I ladle a thin layer of  tomato sauce in the bottom of my grandmother’s glass baking dish. I drain my large, flat noodles and lay them end-to-end to create a foundation.  Next, I  spread my ricotta filling mixture, being careful to keep the thickness uniform throughout the dish.  I open my fresh mozzarella cheese and cut it  into thin slices. I carefully lay them down in rows, one by one, from one end of the dish to the other.  I cover it all with a layer of sauce and  locatelli cheese and I start again with the next layer until the glass dish is filled to the top. 

The recipe hasn’t changed in generations, I was taught by my mother who was taught by her mother who was taught by her mother.  My great grandmother used to pick the tomatoes from her garden and grate them over a screen with her bare hands until her fingers were raw and bloody.  I use crushed tomatoes in a can for my sauce. . . I’m a working girl.

Cooking comforts the bereaved.  It gives us something to do with our hands, with our thoughts, with our pain.  I did not know Harold Wilson well.  I didn’t really know him at all.  When someone dies we grieve for those who loved them and we grieve for ourselves.  We cook for the families of the dead to distract our thoughts from what inevitably lies in front of all of  us. 

Scott and Anna will appreciate the lasagna, yes, but that is not why I  make it.  I make it for me. I make it to find some sense of control where I know there is none. I put the dish in the oven and I try to busy myself about the house.  James will be home soon.  He will kiss me with his scruffy beard and playfully pinch me as I bend over to take the lasagna out of the oven.  I will give him a scolding look, but he will know I am only feigning disapproval. 

We will cover the dish in foil, and bring it over to his brother’s house, who will graciously thank us  for our kindness.  Anna will not be there, she will be with her mother making arrangements for tomorrow, staying busy.

For a split second , I imagine James’s truck slipping on a patch of ice and careening off the road into oncoming traffic.  I have that same thought every day. I can’t help it, it could happen. I shake it from my head and call his cell phone to hear his voice.  “I’m just down the street," he says, “I’ll be there in two minutes”. 

I close my eyes and breathe just a little when he answers.  I never tell him I do this, but I know that he knows. I hang up the phone. 

The city is quiet and dark.  The valley beneath the Rocky Mountains is closed up tightly.  There are lights from the windows and the streets and the only sound is an occasional car across the wet pavement. There are no children playing outside, only television sets softly cooing into living rooms.  What goes on in those living rooms, I can only venture to guess.



Kitty Vincent  lives in Denver, Colorado  with her husband and two cats and is a hairstylist by trade.

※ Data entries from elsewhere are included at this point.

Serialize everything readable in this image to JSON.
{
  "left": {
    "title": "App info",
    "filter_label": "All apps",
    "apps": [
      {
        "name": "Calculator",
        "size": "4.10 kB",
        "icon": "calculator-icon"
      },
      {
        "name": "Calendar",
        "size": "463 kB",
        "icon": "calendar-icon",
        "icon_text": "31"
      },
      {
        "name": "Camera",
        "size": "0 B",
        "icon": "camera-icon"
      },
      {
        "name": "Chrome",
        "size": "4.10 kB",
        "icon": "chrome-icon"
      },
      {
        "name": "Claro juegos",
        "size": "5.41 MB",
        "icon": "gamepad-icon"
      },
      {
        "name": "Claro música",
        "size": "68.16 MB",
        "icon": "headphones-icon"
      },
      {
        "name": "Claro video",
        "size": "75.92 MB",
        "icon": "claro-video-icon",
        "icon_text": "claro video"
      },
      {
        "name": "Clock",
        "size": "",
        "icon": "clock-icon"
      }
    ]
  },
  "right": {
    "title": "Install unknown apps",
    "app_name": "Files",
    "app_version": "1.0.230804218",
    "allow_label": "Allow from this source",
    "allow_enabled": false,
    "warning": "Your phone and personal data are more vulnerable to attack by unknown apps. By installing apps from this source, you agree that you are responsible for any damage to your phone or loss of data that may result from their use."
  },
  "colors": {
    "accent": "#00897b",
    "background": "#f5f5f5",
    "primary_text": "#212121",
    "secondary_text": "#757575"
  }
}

She has studied art at CU Boulder, worked at record stores and sung in punk bands.  This story was workshopped on Short Stories-uncut-EOTW.